Water pollution contributes to more deaths than war, malaria combined

Posted 9 November 2017

Polluted river in India
Water pollution has contributed to an estimated nine million premature deaths in 2015, according to recent research conducted by the Lancet Global Commission on Pollution and Health, with diseases associated with pollution taking a toll on national economies. 

University of Queensland Researcher and Lancet Commissioner Professor Peter Sly said the figure represents 16% of all deaths worldwide.

“If you look at this from a public health policy perspective, that’s more than AIDS, tuberculosis and malaria combined, and more than 15 times more than all wars and other forms of violence,” Sly said.

“Children are at high risk and even low-dose exposure in utero and early infancy can result in disease, disability and death in childhood and across the lifespan.”

Results from the research show that taking action on pollution is more cost-effective than managing the public health consequences, Sly said.

“The key messages are that pollution has a major impact on health, particularly in low- and middle-income countries, and it actually costs more to do nothing than to implement proven solutions,” he said. 

And while pollution is not widely recognised as a public health concern in Australia, recent groundwater contamination concerns are putting water pollution health concerns on the map. 

“There are peer-reviewed studies which show that exposure to pollutants causes higher levels of respiratory illnesses and impacts foetal growth,” Sly said.  

“While we are not Beijing or Delhi, we can still measure and demonstrate health impacts of pollution on the Australian population, and water contamination from firefighting foam is just one recent example.”

Sly said reducing pollution presents an opportunity to strengthen national economies in light of public health costs associated with disease. 

“Many of the pollution control strategies have proven cost-effective in high- and middle-income countries, and are ready to be exported and adapted by cities and countries at every level of income,” Sly said.

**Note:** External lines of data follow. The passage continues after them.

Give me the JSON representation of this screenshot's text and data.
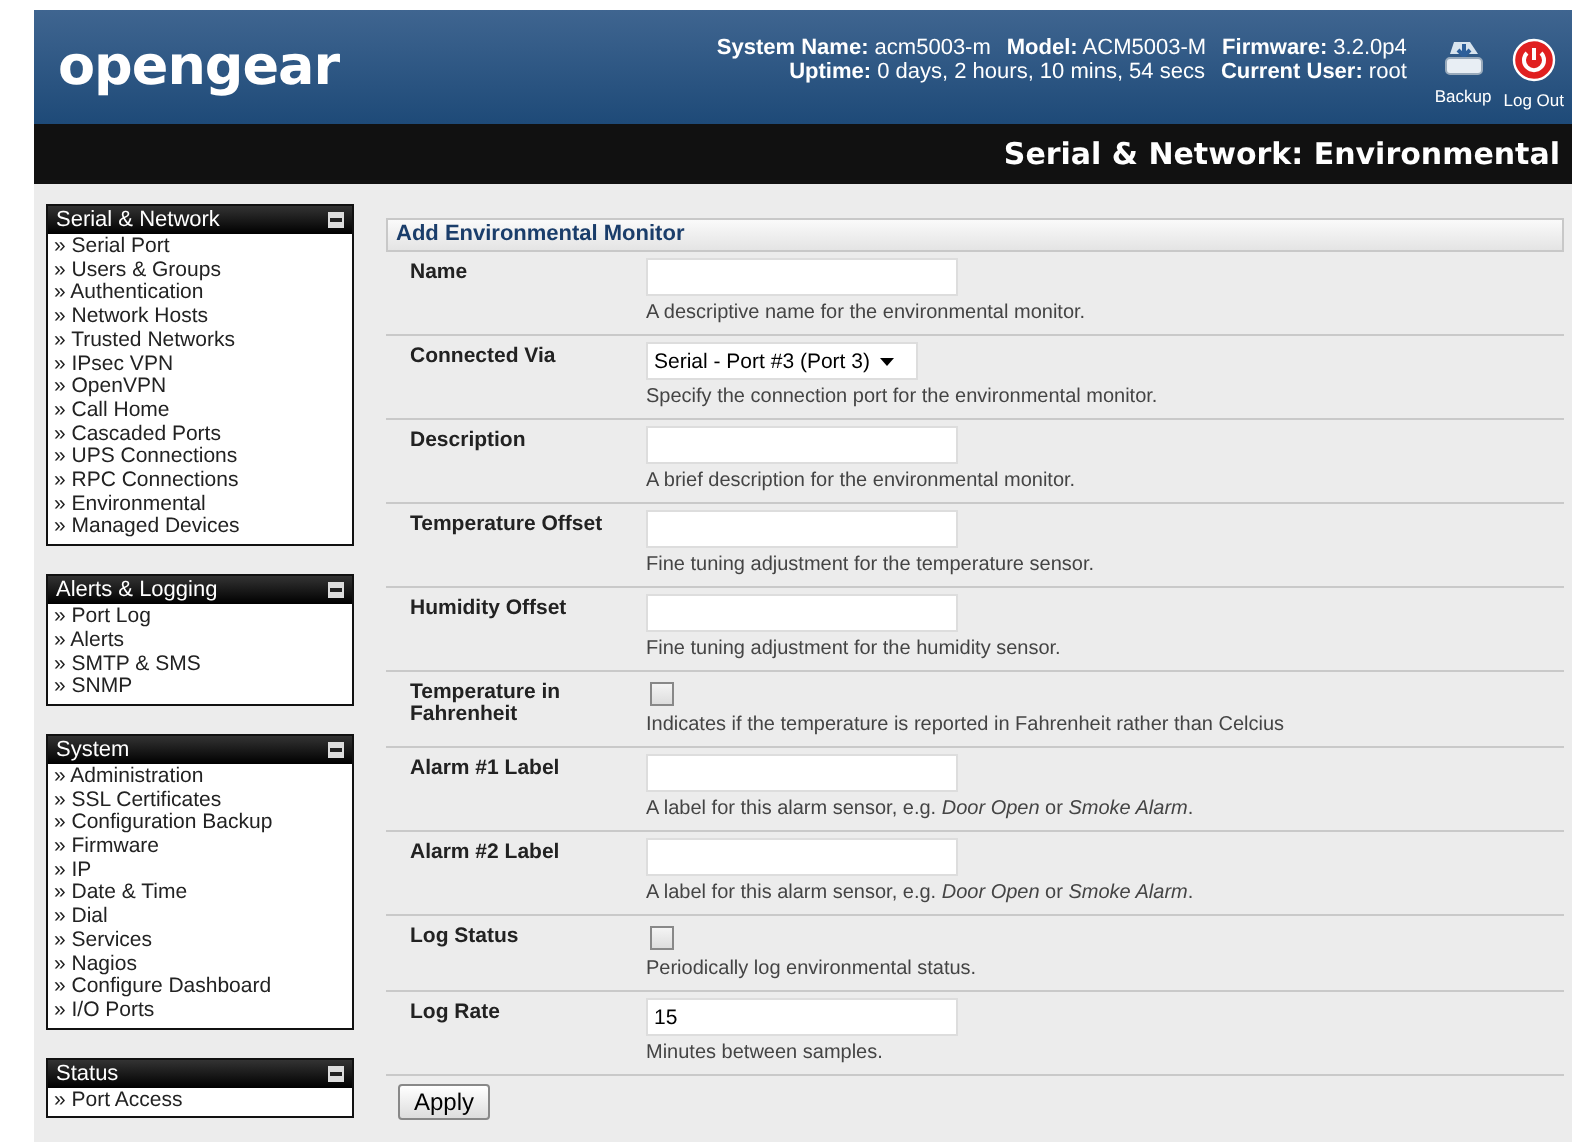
{
  "header": {
    "logo": "opengear",
    "info": [
      [
        {
          "label": "System Name:",
          "value": "acm5003-m"
        },
        {
          "label": "Model:",
          "value": "ACM5003-M"
        },
        {
          "label": "Firmware:",
          "value": "3.2.0p4"
        }
      ],
      [
        {
          "label": "Uptime:",
          "value": "0 days, 2 hours, 10 mins, 54 secs"
        },
        {
          "label": "Current User:",
          "value": "root"
        }
      ]
    ],
    "actions": [
      {
        "kind": "backup",
        "label": "Backup"
      },
      {
        "kind": "logout",
        "label": "Log Out"
      }
    ]
  },
  "page_title": "Serial & Network: Environmental",
  "sidebar": [
    {
      "title": "Serial & Network",
      "items": [
        "» Serial Port",
        "» Users & Groups",
        "» Authentication",
        "» Network Hosts",
        "» Trusted Networks",
        "» IPsec VPN",
        "» OpenVPN",
        "» Call Home",
        "» Cascaded Ports",
        "» UPS Connections",
        "» RPC Connections",
        "» Environmental",
        "» Managed Devices"
      ]
    },
    {
      "title": "Alerts & Logging",
      "items": [
        "» Port Log",
        "» Alerts",
        "» SMTP & SMS",
        "» SNMP"
      ]
    },
    {
      "title": "System",
      "items": [
        "» Administration",
        "» SSL Certificates",
        "» Configuration Backup",
        "» Firmware",
        "» IP",
        "» Date & Time",
        "» Dial",
        "» Services",
        "» Nagios",
        "» Configure Dashboard",
        "» I/O Ports"
      ]
    },
    {
      "title": "Status",
      "items": [
        "» Port Access"
      ]
    }
  ],
  "form": {
    "title": "Add Environmental Monitor",
    "rows": [
      {
        "kind": "text",
        "label": "Name",
        "hint": "A descriptive name for the environmental monitor."
      },
      {
        "kind": "select",
        "label": "Connected Via",
        "value": "Serial - Port #3 (Port 3)",
        "hint": "Specify the connection port for the environmental monitor."
      },
      {
        "kind": "text",
        "label": "Description",
        "hint": "A brief description for the environmental monitor."
      },
      {
        "kind": "text",
        "label": "Temperature Offset",
        "hint": "Fine tuning adjustment for the temperature sensor."
      },
      {
        "kind": "text",
        "label": "Humidity Offset",
        "hint": "Fine tuning adjustment for the humidity sensor."
      },
      {
        "kind": "checkbox",
        "label": "Temperature in Fahrenheit",
        "checked": false,
        "hint": "Indicates if the temperature is reported in Fahrenheit rather than Celcius"
      },
      {
        "kind": "text",
        "label": "Alarm #1 Label",
        "hint": "A label for this alarm sensor, e.g. *Door Open* or *Smoke Alarm*."
      },
      {
        "kind": "text",
        "label": "Alarm #2 Label",
        "hint": "A label for this alarm sensor, e.g. *Door Open* or *Smoke Alarm*."
      },
      {
        "kind": "checkbox",
        "label": "Log Status",
        "checked": false,
        "hint": "Periodically log environmental status."
      },
      {
        "kind": "text",
        "label": "Log Rate",
        "value": "15",
        "hint": "Minutes between samples."
      }
    ],
    "button": "Apply"
  }
}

“The report urges countries to include pollution planning into their planning processes, and asks for support from development assistance agencies to design and implement programs that reduce pollution and save lives.”

Take a look at the full report here

If you are interested in water, sanitation and hygiene, the World Toilet Summit is being held on 20-21 November in Melbourne.
 
Related articles:
Here’s why more toilets are crucial to achieving water and sanitation goals
UN says more focus must be paid to health and sanitation goals
WaterAid urges governments to embrace WASH in the fight against malnutrition
Water purification for remote communities within reach with new device